Activity -
Filter the listing below, keeping every line that holds "username".
"""
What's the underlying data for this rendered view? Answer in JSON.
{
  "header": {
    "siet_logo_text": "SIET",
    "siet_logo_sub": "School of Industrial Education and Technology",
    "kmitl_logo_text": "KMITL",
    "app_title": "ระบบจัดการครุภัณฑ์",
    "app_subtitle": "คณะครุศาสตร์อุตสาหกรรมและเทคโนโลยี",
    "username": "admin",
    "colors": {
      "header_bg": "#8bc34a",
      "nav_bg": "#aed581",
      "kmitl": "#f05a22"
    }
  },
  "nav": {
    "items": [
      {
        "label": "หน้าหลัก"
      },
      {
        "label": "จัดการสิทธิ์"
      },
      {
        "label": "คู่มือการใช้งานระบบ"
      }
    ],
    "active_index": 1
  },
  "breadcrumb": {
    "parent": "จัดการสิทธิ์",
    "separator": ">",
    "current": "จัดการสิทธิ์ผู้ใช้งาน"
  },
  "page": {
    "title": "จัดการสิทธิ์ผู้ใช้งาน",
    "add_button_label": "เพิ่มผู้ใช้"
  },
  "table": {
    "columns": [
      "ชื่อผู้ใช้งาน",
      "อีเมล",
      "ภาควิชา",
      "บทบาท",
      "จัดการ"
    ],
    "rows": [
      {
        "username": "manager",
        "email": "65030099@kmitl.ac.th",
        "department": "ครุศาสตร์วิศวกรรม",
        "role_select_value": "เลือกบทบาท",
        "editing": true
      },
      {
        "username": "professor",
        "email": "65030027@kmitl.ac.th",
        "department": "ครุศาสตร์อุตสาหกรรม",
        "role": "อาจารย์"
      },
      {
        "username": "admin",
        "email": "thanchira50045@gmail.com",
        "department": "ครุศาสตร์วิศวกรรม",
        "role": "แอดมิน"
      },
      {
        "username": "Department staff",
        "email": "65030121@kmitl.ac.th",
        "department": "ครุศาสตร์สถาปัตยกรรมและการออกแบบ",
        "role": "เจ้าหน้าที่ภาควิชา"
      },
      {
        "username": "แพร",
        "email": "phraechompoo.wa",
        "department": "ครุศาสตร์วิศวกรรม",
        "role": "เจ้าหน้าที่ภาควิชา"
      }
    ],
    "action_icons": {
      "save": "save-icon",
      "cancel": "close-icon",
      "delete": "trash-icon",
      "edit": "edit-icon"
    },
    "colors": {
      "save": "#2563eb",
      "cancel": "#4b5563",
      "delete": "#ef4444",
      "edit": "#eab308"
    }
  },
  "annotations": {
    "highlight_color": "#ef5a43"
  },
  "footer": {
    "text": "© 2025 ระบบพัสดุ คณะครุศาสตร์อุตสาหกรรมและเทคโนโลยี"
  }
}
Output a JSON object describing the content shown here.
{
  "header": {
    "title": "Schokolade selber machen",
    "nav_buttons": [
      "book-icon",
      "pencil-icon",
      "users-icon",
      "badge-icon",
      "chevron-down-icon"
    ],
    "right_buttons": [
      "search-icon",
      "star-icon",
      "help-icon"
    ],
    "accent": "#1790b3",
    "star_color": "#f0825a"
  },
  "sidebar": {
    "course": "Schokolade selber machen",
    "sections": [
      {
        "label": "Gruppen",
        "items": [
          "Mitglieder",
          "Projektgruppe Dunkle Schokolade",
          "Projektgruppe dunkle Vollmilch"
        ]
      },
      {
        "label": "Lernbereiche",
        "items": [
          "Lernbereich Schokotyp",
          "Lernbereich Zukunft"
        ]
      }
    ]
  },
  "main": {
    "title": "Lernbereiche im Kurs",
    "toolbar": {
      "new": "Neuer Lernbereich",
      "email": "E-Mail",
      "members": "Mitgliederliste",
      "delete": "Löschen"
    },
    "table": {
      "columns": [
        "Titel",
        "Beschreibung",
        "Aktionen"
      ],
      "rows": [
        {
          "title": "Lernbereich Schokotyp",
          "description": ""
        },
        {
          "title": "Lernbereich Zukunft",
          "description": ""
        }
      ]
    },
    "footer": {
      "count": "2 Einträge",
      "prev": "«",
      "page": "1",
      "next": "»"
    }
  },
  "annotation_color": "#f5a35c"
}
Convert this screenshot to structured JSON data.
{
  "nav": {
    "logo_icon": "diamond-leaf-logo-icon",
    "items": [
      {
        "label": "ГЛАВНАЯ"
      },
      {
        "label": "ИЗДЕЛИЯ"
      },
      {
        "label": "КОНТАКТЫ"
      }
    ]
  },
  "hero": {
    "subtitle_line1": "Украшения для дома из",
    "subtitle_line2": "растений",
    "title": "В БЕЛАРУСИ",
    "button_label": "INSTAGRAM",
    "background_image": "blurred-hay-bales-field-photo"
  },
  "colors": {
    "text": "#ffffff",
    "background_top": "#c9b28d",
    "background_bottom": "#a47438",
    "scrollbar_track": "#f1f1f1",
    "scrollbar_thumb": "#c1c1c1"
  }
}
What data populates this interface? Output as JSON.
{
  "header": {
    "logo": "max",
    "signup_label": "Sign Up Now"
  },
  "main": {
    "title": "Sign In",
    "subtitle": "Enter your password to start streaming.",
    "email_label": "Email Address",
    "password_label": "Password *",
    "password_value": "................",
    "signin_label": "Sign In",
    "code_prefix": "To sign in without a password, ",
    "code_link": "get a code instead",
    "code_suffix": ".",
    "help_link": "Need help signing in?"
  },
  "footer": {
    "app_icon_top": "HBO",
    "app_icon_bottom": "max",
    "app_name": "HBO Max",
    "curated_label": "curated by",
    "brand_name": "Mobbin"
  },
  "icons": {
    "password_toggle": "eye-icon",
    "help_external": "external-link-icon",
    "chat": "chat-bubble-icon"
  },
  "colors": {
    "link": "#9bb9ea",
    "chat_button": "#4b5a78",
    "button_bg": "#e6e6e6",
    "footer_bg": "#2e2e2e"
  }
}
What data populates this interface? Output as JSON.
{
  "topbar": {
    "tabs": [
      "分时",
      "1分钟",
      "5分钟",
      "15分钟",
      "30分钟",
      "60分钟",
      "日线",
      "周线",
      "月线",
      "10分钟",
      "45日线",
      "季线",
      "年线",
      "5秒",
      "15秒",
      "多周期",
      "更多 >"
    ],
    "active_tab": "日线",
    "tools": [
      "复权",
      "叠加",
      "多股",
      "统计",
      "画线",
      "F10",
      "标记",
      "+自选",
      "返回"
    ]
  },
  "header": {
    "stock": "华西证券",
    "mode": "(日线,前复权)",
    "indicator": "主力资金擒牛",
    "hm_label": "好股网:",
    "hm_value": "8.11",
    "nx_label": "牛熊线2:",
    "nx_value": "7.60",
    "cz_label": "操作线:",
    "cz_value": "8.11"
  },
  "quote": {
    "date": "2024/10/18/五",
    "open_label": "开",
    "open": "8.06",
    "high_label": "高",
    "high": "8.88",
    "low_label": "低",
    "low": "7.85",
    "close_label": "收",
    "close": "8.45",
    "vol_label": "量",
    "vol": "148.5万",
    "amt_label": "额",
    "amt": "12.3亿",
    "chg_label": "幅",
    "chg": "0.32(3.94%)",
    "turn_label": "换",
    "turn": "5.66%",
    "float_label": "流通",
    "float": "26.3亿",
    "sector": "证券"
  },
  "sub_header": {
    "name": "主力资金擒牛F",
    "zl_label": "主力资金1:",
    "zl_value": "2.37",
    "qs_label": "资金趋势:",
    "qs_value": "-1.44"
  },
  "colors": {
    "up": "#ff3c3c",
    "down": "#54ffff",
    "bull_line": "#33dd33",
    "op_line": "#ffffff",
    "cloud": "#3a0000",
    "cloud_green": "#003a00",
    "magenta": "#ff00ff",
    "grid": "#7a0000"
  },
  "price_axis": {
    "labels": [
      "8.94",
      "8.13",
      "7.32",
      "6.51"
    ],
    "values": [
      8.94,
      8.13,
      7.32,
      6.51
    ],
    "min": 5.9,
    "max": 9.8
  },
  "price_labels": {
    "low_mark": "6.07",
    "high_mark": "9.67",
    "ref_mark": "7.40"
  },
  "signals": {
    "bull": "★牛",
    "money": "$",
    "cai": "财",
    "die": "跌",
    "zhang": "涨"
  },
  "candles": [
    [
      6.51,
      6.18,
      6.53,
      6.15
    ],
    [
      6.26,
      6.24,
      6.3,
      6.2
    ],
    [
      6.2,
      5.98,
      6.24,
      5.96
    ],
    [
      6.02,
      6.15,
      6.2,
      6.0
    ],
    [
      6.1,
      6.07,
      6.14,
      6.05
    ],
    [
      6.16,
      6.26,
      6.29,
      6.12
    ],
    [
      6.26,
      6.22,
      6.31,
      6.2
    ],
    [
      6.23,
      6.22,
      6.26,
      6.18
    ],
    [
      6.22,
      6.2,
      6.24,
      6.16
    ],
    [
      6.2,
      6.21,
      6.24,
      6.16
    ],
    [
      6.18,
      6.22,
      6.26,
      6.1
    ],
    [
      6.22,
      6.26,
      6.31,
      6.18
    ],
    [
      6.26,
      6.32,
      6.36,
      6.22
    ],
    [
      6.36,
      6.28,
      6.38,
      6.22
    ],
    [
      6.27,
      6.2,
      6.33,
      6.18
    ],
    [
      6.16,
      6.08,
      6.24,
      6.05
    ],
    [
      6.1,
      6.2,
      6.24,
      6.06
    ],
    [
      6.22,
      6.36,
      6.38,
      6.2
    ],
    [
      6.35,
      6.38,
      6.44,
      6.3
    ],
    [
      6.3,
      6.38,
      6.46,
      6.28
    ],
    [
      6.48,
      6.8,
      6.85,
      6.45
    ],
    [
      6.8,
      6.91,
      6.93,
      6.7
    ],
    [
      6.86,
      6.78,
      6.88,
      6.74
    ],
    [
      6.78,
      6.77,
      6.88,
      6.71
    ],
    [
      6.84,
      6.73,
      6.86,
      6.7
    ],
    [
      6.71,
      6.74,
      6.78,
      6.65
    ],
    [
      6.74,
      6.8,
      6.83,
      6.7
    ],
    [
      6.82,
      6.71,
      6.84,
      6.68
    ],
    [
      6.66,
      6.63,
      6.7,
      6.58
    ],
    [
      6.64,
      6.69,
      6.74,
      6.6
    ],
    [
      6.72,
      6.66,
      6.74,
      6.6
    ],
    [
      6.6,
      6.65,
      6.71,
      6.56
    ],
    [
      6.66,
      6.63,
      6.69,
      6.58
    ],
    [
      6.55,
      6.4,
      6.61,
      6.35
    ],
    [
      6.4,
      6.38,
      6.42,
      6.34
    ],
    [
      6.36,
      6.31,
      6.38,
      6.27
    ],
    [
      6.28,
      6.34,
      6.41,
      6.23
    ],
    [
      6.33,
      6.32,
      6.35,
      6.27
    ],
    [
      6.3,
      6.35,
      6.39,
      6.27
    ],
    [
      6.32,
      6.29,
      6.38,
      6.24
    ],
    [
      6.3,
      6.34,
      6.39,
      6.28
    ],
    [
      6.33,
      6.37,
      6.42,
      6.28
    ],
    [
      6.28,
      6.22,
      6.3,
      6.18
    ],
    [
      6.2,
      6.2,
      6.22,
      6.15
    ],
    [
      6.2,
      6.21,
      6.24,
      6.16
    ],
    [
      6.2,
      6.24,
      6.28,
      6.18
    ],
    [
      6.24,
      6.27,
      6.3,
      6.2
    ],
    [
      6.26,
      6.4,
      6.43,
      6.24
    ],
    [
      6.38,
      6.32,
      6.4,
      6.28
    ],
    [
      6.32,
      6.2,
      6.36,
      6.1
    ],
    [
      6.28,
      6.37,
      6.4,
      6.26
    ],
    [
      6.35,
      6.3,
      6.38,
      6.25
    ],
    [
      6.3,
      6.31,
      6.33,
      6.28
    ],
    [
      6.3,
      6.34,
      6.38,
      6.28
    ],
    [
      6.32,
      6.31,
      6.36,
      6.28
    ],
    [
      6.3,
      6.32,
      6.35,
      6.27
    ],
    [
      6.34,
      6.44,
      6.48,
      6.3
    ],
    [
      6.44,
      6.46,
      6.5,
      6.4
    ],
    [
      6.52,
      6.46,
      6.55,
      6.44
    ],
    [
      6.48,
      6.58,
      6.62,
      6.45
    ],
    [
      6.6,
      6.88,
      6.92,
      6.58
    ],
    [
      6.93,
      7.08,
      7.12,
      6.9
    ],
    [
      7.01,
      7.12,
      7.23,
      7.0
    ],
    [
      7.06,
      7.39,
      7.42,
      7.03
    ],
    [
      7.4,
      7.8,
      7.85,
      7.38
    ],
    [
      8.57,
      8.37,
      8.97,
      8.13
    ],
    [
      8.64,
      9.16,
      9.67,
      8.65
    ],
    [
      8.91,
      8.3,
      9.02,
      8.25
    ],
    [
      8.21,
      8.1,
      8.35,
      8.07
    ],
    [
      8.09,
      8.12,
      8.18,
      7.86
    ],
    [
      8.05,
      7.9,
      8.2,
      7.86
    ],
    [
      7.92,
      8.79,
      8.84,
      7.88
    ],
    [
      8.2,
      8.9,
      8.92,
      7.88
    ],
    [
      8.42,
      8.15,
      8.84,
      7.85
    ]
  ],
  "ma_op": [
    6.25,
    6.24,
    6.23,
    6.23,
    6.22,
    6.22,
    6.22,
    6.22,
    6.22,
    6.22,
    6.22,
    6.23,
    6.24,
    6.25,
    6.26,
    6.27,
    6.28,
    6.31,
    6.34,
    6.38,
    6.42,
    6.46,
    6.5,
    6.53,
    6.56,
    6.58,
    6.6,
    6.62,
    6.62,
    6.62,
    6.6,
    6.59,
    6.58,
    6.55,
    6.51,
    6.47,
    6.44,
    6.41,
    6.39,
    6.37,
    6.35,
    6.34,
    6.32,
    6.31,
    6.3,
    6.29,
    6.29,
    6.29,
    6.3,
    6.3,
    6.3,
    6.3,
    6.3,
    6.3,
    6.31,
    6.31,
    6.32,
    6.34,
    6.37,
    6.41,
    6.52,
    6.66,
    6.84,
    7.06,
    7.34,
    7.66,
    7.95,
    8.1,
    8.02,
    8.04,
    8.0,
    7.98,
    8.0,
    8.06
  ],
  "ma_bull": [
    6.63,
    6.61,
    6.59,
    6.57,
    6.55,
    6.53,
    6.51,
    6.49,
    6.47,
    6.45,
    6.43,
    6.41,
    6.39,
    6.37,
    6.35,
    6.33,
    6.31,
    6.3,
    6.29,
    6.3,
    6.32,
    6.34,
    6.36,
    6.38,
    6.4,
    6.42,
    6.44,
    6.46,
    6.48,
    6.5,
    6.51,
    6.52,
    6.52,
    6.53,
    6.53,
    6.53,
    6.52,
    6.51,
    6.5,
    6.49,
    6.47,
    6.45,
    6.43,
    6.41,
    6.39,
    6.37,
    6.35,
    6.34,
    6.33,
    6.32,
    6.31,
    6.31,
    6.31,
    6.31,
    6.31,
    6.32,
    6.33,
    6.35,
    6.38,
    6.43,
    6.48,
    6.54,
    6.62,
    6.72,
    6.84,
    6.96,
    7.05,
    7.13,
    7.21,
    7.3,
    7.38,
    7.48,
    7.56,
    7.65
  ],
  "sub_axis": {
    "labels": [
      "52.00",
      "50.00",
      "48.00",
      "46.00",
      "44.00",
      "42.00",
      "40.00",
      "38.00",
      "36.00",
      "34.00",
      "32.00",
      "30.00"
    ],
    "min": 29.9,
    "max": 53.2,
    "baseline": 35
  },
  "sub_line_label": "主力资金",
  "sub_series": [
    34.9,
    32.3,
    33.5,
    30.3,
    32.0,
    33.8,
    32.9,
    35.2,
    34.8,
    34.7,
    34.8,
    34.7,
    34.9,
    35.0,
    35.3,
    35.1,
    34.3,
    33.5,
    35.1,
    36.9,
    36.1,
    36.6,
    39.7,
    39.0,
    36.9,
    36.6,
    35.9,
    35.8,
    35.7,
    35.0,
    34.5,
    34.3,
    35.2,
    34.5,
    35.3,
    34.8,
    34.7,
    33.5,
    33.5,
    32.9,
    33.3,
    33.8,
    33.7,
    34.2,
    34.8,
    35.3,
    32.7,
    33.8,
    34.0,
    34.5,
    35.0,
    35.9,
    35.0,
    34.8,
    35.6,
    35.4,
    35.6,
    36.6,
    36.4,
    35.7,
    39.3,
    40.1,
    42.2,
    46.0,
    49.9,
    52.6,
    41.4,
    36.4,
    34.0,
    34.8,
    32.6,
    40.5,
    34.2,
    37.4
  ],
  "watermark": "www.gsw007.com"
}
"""
The answer -
    "username": "admin",
        "username": "manager",
        "username": "professor",
        "username": "admin",
        "username": "Department staff",
        "username": "แพร",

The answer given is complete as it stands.